> _PROBLEM_
Scan the lines below; pull out those with "contacts".

##############################

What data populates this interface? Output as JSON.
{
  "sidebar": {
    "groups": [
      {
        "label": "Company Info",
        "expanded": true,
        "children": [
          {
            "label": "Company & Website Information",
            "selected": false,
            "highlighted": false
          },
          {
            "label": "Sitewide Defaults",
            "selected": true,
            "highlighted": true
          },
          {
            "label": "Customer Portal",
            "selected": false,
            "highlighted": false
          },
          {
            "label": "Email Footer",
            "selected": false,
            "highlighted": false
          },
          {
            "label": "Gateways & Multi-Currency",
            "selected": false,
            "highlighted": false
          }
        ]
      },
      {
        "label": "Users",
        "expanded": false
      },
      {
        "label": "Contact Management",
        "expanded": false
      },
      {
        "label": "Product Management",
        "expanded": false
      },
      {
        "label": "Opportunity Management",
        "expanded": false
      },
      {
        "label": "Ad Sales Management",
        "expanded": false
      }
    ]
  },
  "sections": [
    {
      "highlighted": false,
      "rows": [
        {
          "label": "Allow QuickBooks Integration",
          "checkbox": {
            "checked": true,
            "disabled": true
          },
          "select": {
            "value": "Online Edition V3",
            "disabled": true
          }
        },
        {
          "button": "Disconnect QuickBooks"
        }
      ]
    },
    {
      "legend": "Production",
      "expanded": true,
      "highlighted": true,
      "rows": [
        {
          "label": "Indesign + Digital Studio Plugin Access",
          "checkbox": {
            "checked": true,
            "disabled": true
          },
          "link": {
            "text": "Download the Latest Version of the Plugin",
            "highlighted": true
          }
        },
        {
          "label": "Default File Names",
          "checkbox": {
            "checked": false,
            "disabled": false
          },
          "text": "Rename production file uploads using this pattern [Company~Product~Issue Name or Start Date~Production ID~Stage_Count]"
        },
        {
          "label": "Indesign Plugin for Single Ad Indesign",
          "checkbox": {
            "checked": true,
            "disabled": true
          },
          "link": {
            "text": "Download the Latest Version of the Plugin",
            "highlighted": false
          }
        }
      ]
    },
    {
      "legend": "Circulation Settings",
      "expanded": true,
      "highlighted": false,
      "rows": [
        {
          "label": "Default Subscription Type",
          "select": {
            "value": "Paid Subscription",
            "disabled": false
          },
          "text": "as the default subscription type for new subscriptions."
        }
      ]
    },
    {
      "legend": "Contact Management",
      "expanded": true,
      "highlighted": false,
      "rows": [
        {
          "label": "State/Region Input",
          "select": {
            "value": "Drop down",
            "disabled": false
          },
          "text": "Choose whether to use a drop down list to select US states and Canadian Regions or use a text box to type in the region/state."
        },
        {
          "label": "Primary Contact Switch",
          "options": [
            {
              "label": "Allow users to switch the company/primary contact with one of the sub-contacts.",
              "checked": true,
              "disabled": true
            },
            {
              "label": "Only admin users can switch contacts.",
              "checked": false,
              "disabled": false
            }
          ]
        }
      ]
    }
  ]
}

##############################

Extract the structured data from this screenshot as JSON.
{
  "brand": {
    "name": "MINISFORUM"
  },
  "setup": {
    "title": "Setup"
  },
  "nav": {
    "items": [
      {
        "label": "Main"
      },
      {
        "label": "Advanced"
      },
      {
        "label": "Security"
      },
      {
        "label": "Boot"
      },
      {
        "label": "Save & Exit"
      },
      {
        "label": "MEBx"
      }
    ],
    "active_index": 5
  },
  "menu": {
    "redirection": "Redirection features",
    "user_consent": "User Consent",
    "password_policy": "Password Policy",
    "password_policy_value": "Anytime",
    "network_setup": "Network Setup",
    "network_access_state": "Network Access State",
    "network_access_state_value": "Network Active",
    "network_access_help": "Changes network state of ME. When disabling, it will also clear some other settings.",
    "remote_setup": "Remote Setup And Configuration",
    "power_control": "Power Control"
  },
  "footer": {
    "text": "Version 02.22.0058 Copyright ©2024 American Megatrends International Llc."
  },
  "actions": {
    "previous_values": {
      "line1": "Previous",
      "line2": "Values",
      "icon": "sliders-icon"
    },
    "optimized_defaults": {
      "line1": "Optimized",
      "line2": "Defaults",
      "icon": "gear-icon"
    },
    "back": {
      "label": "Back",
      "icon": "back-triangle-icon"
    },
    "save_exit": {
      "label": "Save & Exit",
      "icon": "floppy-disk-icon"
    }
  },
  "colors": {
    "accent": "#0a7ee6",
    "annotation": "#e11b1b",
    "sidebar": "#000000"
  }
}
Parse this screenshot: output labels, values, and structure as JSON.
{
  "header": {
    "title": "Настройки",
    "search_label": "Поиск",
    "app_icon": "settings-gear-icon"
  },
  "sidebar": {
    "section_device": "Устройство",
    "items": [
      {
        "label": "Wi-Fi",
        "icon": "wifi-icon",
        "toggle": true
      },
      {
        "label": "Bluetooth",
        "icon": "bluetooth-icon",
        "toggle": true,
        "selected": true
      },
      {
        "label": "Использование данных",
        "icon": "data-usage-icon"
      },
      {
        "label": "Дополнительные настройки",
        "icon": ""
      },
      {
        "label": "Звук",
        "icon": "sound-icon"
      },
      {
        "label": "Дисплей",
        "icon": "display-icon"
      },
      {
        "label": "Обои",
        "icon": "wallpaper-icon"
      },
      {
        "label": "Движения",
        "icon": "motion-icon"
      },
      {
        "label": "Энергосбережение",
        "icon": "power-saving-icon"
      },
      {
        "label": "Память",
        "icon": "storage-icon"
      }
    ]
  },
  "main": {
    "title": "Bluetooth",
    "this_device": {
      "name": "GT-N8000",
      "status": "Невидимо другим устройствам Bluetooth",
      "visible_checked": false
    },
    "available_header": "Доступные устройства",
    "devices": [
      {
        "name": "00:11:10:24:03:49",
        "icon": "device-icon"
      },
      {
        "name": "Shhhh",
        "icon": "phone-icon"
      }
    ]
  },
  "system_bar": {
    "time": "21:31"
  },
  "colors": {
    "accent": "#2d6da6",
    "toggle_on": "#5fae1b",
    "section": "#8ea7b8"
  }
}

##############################

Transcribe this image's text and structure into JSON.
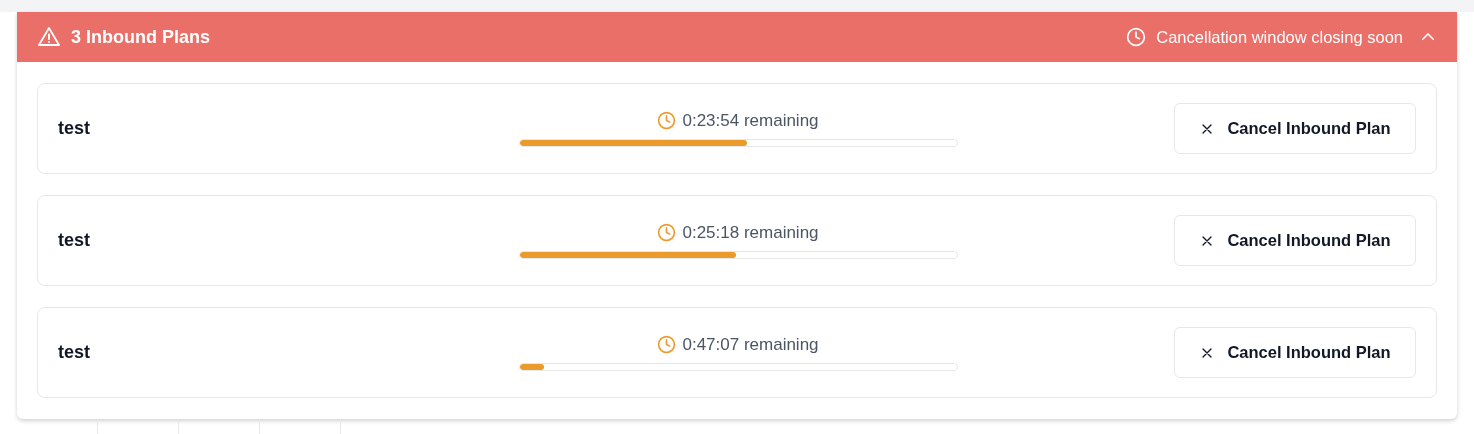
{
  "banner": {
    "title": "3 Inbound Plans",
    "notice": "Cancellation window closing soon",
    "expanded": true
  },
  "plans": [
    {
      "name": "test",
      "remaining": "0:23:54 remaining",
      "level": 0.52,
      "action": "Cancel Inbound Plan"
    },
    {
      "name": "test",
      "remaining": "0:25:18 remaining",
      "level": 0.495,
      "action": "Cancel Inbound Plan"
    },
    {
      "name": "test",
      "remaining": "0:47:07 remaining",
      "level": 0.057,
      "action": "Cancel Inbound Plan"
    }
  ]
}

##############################

> _WRITTEN SOLUTION_
              "label": "Allow users to switch the company/primary contact with one of the sub-contacts.",
              "label": "Only admin users can switch contacts.",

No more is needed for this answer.